*** Opening Data for this task ***

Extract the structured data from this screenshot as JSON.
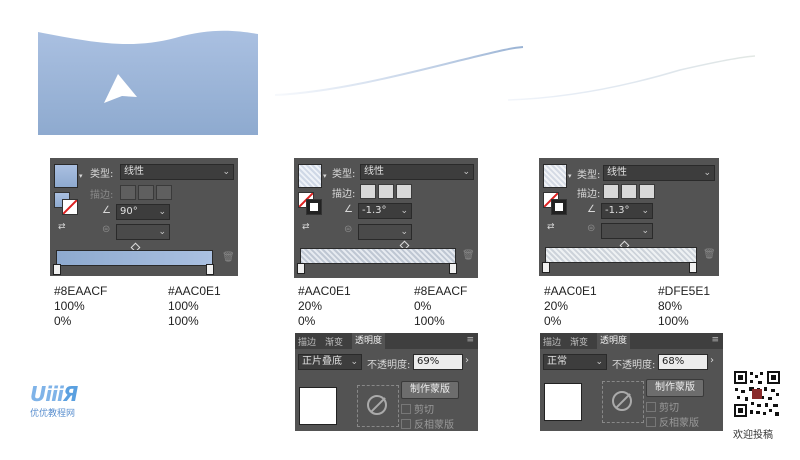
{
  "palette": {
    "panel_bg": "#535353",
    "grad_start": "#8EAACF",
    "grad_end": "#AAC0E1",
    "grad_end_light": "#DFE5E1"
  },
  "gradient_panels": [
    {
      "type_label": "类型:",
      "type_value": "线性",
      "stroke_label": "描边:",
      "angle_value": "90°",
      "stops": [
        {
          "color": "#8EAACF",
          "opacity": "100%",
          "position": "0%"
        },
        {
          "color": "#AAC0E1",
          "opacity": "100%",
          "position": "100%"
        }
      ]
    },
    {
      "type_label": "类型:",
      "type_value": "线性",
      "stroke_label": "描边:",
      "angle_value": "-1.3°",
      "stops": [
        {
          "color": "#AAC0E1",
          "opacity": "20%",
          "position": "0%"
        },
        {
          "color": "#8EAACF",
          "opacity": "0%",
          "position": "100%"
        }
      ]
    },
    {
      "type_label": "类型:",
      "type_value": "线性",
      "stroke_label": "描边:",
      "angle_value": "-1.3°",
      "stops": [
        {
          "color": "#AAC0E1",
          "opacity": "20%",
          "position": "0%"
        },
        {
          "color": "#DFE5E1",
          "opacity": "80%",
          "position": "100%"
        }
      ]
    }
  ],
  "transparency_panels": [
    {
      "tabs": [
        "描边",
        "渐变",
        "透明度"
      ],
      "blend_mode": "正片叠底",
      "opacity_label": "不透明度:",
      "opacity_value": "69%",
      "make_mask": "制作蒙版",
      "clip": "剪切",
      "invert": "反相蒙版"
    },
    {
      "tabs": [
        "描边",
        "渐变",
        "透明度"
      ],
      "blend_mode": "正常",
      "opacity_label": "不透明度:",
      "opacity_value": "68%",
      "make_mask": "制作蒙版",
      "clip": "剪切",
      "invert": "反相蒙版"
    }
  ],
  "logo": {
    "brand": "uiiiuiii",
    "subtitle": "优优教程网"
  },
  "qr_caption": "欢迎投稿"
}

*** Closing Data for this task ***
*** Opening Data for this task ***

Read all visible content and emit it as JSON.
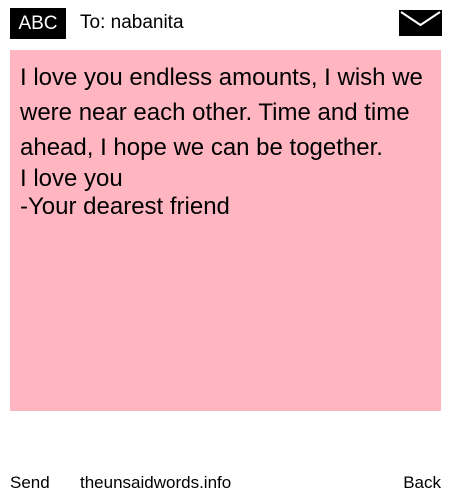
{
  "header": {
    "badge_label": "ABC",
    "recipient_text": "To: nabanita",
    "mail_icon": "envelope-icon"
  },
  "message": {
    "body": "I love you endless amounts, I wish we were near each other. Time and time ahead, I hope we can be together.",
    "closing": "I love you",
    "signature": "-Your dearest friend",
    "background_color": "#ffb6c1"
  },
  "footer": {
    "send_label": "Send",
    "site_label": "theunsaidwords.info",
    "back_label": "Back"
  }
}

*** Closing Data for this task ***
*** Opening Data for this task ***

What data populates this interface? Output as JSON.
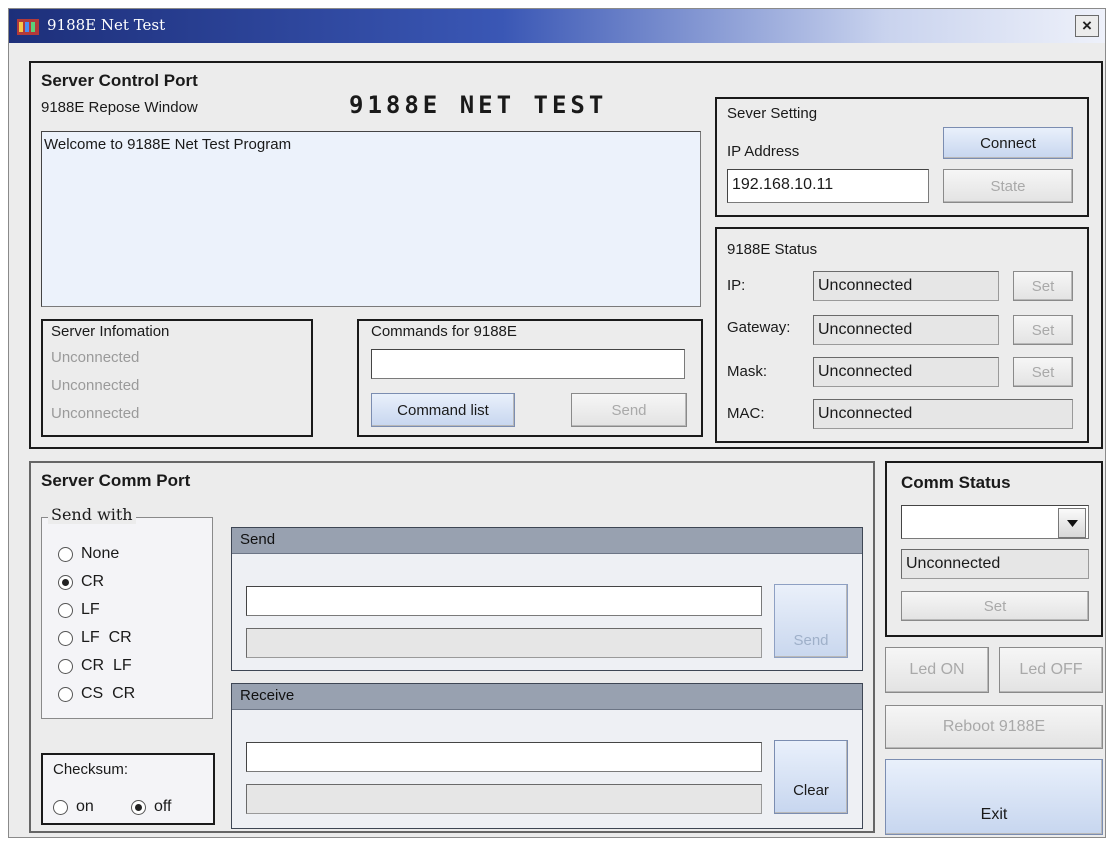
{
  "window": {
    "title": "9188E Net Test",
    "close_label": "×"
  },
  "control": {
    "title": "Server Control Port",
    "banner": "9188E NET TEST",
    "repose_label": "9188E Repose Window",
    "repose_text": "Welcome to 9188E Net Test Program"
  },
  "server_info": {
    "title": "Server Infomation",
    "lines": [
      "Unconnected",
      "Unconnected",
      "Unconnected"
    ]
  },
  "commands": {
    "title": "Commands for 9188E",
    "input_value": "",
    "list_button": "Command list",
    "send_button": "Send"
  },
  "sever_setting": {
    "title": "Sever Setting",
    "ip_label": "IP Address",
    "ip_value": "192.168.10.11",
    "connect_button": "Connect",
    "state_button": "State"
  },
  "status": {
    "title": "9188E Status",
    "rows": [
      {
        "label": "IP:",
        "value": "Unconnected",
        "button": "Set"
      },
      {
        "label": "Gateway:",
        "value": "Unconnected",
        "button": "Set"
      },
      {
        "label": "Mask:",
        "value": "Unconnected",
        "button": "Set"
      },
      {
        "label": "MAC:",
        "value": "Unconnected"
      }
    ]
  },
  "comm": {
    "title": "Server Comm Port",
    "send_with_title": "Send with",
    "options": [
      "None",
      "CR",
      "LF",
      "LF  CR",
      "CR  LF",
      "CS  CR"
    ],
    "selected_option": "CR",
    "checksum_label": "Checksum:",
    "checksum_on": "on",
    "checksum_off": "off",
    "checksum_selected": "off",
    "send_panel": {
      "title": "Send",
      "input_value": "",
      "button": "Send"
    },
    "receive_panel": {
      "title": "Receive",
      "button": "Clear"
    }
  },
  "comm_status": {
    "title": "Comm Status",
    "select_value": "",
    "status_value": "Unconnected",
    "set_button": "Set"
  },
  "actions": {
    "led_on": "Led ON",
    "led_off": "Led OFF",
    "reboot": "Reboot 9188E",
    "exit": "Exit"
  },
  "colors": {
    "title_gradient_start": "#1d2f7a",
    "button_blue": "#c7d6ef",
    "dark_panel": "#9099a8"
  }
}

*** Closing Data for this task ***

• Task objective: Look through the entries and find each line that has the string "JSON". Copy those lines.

• Result of the task:
Extract the structured data from this screenshot as JSON.
Read all visible content and emit it as JSON.
What data populates this interface? Output as JSON.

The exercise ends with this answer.